In previous blogs, we showed how businesses were benefiting from Power BI in ways that were not possible previously.
What makes Power BI such a revolutionary analytical solution are technology innovations that were introduced in Excel.
As Gil Raviv notes, Power BI, Excel, and SQL Server Analysis Services share the same analytics engine, Power Pivot, which was introduced as the PowerPivot add-in to Excel 2010. Power Pivot, says Raviv, is “a game-changer in self-service BI.”
Power Pivot is based on an in-memory technology called VertiPaq, which arranges data into columns and compresses it to speed performance. In-memory computing speeds processing by storing data in RAM rather than on slower-performing disks.
As Microsoft explains, Power Pivot is a data modeling tool that works hand in hand with Power Query, data extraction and transformation engine that began life as Data Explorer. Power Query enables you to discover, import, and merge data from any number of sources, while Power Pivot enables you to model, manipulate, and operate on the data you have imported.
Power Query can be embedded in Excel or the Power BI Desktop, and the tool can load a data set into an Excel spreadsheet or into Power Pivot for data modeling.
Power BI Ecosystem
The story gets even better. The tight integration between Power BI and Excel, which extends to Azure, Office 365, SQL Server, and other Microsoft technologies, creates an ecosystem that makes Power BI a flexible and formidable analytical tool.
Power BI and Excel also share the Data Analysis Expressions (DAX) language, which can be used to create formulas to operate on your data. DAX runs on top of the VertiPaq engine, whose official name is the “xVelocity in-memory Analytical Engine.”
You can apply DAX formulas to columns of data to perform calculations. For example, you can use DAX to calculate anticipated sales based on a percentage increase over last year’s sales or to calculate sales rank or customer rank by sales. You also can perform time analysis functions such as year-to-date sales, actual sales vs. targeted sales, and current sales.
Power BI provides a host of features to simplify and speed up analytical operations. You can use Calculated Columns, which are formulas that are applied to joined columns of data. For example, you can calculate profits by joining sales and costs columns.
You also can use Measures, which are formulas that are applied dynamically to perform calculations as you interact with your reports. Measures are typically used to calculate aggregations such as average sales amount or average sales by region.
You can use Power BI to track your business’s sales and marketing performance by creating key performance indicators (KPIs) that enable you to evaluate the current value and status of a metric against a defined target. The KPIs can be updated automatically and the data can be visualized for easy understanding.

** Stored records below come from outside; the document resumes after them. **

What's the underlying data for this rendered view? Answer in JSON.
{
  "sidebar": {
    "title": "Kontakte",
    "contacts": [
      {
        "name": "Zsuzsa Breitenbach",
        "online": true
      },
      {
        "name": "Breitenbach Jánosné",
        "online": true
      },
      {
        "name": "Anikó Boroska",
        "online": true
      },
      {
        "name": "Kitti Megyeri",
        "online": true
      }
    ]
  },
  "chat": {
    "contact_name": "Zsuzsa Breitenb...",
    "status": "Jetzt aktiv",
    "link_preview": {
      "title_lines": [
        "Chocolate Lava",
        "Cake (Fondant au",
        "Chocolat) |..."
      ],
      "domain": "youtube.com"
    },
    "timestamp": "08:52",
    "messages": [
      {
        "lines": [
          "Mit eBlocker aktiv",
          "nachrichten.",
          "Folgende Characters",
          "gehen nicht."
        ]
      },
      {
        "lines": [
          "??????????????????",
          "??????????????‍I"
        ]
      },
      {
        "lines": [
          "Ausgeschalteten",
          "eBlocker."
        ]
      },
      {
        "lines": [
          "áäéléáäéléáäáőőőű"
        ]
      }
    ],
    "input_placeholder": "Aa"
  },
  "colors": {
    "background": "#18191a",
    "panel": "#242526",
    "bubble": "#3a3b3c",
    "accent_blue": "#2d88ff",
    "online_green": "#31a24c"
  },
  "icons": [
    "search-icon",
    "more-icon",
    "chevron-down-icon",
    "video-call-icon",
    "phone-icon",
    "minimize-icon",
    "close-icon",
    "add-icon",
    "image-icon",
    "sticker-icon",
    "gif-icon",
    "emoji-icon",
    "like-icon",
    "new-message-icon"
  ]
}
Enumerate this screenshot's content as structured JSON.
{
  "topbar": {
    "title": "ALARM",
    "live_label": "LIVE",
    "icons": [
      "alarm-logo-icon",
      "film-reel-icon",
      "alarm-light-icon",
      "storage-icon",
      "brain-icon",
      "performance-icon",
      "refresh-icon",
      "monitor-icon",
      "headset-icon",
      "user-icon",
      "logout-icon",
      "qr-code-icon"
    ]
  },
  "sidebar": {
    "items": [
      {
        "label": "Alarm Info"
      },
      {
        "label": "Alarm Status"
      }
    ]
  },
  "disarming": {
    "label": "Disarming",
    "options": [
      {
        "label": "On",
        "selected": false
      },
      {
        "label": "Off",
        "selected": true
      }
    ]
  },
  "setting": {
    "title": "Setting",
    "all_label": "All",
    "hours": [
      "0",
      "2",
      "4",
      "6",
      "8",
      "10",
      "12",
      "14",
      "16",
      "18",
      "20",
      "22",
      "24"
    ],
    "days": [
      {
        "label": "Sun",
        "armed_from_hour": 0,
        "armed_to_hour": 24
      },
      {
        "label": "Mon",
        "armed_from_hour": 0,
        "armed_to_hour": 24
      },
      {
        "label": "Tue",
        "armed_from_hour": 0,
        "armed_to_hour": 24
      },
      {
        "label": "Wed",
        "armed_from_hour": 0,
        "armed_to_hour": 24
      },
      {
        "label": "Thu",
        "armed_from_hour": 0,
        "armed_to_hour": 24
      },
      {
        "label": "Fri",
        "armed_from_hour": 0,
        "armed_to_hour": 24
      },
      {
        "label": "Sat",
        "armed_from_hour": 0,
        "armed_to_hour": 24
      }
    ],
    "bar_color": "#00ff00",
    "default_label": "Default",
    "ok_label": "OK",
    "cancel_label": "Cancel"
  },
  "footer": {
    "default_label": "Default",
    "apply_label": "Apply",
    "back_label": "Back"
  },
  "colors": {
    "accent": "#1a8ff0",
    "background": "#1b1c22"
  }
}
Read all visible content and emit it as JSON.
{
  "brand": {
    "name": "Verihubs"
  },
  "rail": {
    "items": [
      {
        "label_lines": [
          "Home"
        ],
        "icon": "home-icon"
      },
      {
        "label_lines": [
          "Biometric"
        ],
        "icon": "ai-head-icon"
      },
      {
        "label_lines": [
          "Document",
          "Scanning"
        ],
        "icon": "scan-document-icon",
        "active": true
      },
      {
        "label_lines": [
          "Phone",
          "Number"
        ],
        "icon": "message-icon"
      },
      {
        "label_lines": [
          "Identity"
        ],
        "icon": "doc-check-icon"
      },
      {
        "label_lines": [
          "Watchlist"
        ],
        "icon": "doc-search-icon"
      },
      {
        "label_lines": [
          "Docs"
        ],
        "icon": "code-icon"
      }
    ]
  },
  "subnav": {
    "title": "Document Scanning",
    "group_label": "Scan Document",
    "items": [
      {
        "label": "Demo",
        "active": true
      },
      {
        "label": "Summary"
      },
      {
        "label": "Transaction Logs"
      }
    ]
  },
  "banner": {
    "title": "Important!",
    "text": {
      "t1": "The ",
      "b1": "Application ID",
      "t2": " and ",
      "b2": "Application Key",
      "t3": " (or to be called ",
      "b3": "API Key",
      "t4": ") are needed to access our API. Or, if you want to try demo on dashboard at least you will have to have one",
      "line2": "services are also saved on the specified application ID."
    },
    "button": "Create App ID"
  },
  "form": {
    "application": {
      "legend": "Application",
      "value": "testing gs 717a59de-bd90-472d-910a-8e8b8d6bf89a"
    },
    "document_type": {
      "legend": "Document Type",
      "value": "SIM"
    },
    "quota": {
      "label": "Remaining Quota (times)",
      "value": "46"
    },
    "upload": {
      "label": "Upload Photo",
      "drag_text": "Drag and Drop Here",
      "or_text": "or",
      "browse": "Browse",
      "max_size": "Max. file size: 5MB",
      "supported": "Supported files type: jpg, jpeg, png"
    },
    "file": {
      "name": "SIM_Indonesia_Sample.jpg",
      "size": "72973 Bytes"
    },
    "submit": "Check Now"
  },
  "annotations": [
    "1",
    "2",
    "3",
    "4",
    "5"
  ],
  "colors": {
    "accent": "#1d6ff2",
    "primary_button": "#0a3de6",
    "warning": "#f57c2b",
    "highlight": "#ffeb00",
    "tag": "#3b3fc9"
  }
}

You also can use Power BI’s Quick Insights feature to evoke a machine learning engine that will instantly apply algorithms to your data sets to discover hidden insights such as correlations, outliers, and trends.
Another core strength of Power BI is the tool’s data visualization capability. As Gil Raviv notes, Microsoft built an HTML 5 compliant visualization engine for Power BI that can slice and dice data in any direction and provide visualizations of the results.

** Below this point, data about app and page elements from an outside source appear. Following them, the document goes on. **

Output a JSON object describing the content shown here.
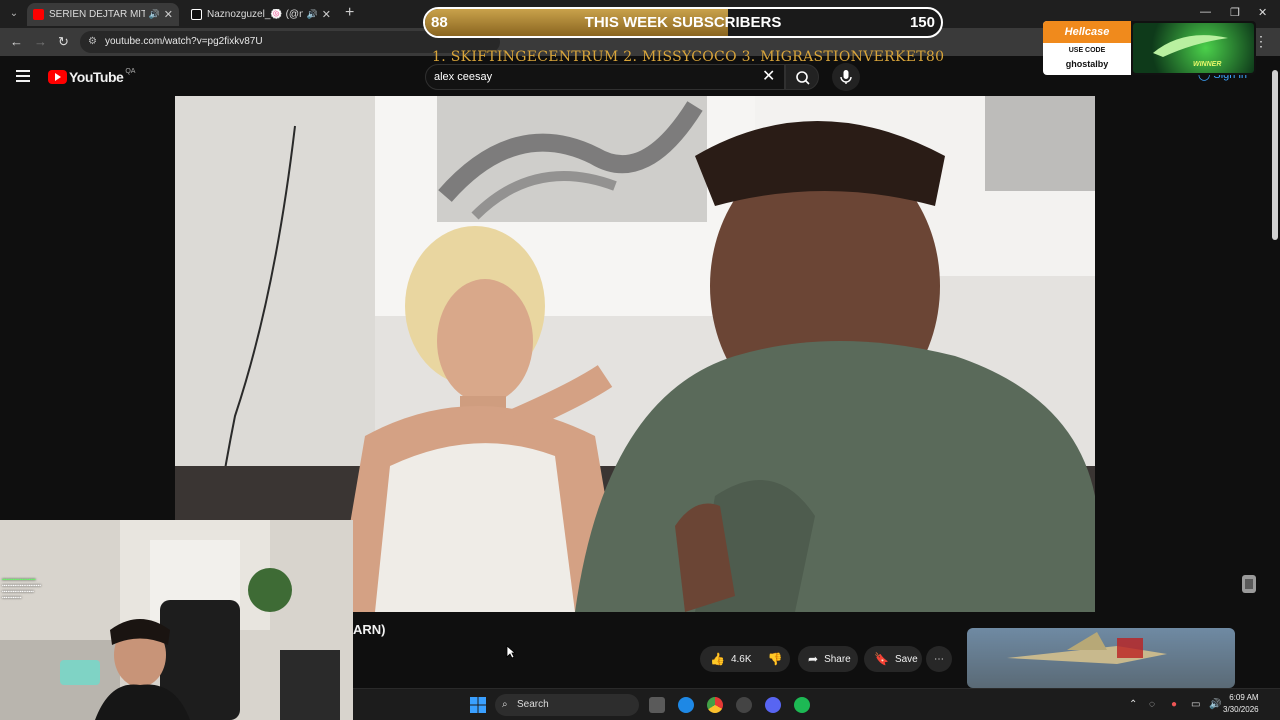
{
  "browser": {
    "tabs": [
      {
        "title": "SERIEN DEJTAR MITT EX: BA",
        "favicon_color": "#ff0000",
        "active": true
      },
      {
        "title": "Naznozguzel_🍥 (@naznoz",
        "favicon_color": "#ffffff",
        "active": false
      }
    ],
    "url": "youtube.com/watch?v=pg2fixkv87U"
  },
  "youtube": {
    "logo_word": "YouTube",
    "country_code": "QA",
    "search_value": "alex ceesay",
    "sign_in": "Sign in",
    "video_title_fragment": "ARN)",
    "likes": "4.6K",
    "share_label": "Share",
    "save_label": "Save"
  },
  "overlay": {
    "subs_current": "88",
    "subs_goal": "150",
    "subs_fraction": 0.587,
    "subs_label": "THIS WEEK SUBSCRIBERS",
    "top_subs": "1. SKIFTINGECENTRUM  2. MISSYCOCO  3. MIGRASTIONVERKET80",
    "sponsor_brand": "Hellcase",
    "sponsor_use_code": "USE CODE",
    "sponsor_code": "ghostalby",
    "sponsor_badge": "WINNER"
  },
  "taskbar": {
    "search_label": "Search",
    "time": "6:09 AM",
    "date": "3/30/2026"
  },
  "colors": {
    "youtube_red": "#ff0000",
    "link_blue": "#3ea6ff",
    "ticker_gold": "#d9a53a",
    "hellcase_orange": "#f08a1c"
  }
}
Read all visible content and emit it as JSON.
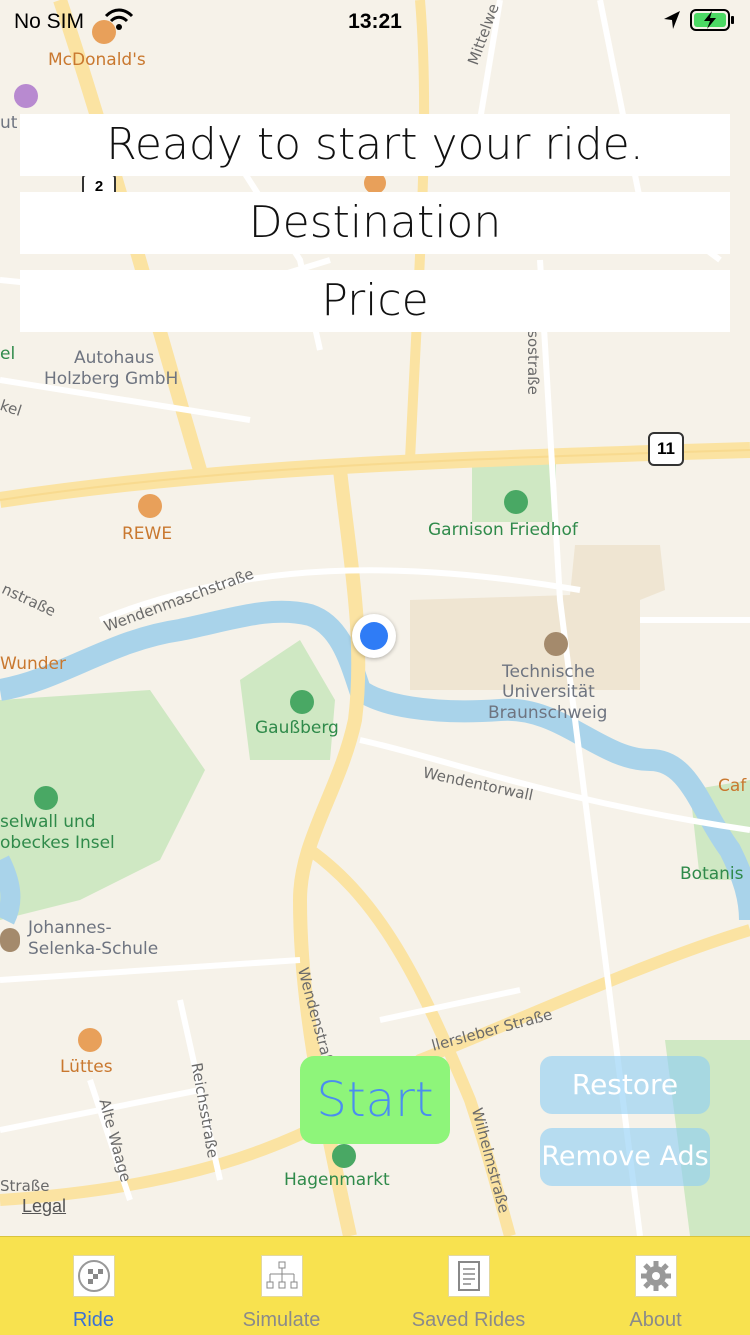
{
  "status_bar": {
    "carrier": "No SIM",
    "time": "13:21"
  },
  "banners": {
    "ride_status": "Ready to start your ride.",
    "destination": "Destination",
    "price": "Price"
  },
  "map": {
    "labels": {
      "mcdonalds": "McDonald's",
      "autohaus": "Autohaus",
      "holzberg": "Holzberg GmbH",
      "rewe": "REWE",
      "garnison": "Garnison Friedhof",
      "tu1": "Technische",
      "tu2": "Universität",
      "tu3": "Braunschweig",
      "gaussberg": "Gaußberg",
      "inselwall1": "selwall und",
      "inselwall2": "obeckes Insel",
      "johannes1": "Johannes-",
      "johannes2": "Selenka-Schule",
      "luettes": "Lüttes",
      "hagenmarkt": "Hagenmarkt",
      "botanis": "Botanis",
      "cafe": "Caf",
      "wunder": "Wunder",
      "wendenmasch": "Wendenmaschstraße",
      "wendentorwall": "Wendentorwall",
      "wendenstr": "Wendenstraße",
      "wilhelmstr": "Wilhelmstraße",
      "fallersleber": "llersleber Straße",
      "reichsstr": "Reichsstraße",
      "altewaage": "Alte Waage",
      "strasse_left": "Straße",
      "mittelweg": "Mittelwe",
      "sostrasse": "sostraße",
      "route2": "2",
      "route11": "11",
      "el": "el",
      "kel": "kel",
      "nstrasse": "nstraße",
      "ut": "ut"
    }
  },
  "buttons": {
    "start": "Start",
    "restore": "Restore",
    "remove_ads": "Remove Ads"
  },
  "legal": "Legal",
  "tabs": [
    {
      "label": "Ride",
      "icon": "checkered-flag-icon"
    },
    {
      "label": "Simulate",
      "icon": "hierarchy-icon"
    },
    {
      "label": "Saved Rides",
      "icon": "document-icon"
    },
    {
      "label": "About",
      "icon": "gear-icon"
    }
  ],
  "colors": {
    "tabbar": "#f8e24f",
    "active_tab": "#3a72d6",
    "start_button": "#8ef57a",
    "location_dot": "#2f7cf6"
  }
}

Besides enabling a myriad of visualizations out of the box, Power BI has a library of custom visualizations users can draw upon. This highlights another strength of Power BI: the large and growing user community that contributes to the ongoing innovation centered on Power BI as it evolves.
Power BI accommodates a wide spectrum of users, enabling novice users to work at a basic level while enabling more sophisticated users to work within the Power BI Desktop to employ formulas and perform complex calculations and analyses.
Power BI enables small and mid-size organizations to gain the advantages of advanced analytics that were beyond their scope in the past. This includes visualizing predictive analytics that can be employed using Power BI linked to Microsoft Azure Machine Learning.
Predictive analytics can be used to optimize marketing and sales initiatives, such as predicting how customers will respond to new products, as well as helping to identify the best channels and messaging for campaigns. Machine learning can help identify potential customers, personalize marketing approaches, predict customer churn, and much more.
As Microsoft explains, Power BI also lets you access real-time information, which can be used to identify trends, optimize pricing, and take advantage of market opportunities that arise. Power BI and Azure Stream Analytics can be combined to create real-time IoT dashboards for monitoring sensors. Uses include tracking and monitoring instruments, devices, packages, greenhouse environments, market fluctuations, and real-time monitoring of machinery data streams that can be analyzed to predict failure.
Microsoft has done an excellent job of making it easy and affordable for non-technical users and power users to gain the benefits of enterprise-grade analytics. And with the continual contributions of the Power BI community, the story grows better day by day.
MaxQ Technologies provides state-of-the-art Power BI solutions and incorporates Power BI within advanced business solution suites. Contact us to learn more about Power BI and how your business could benefit from a Power BI solution.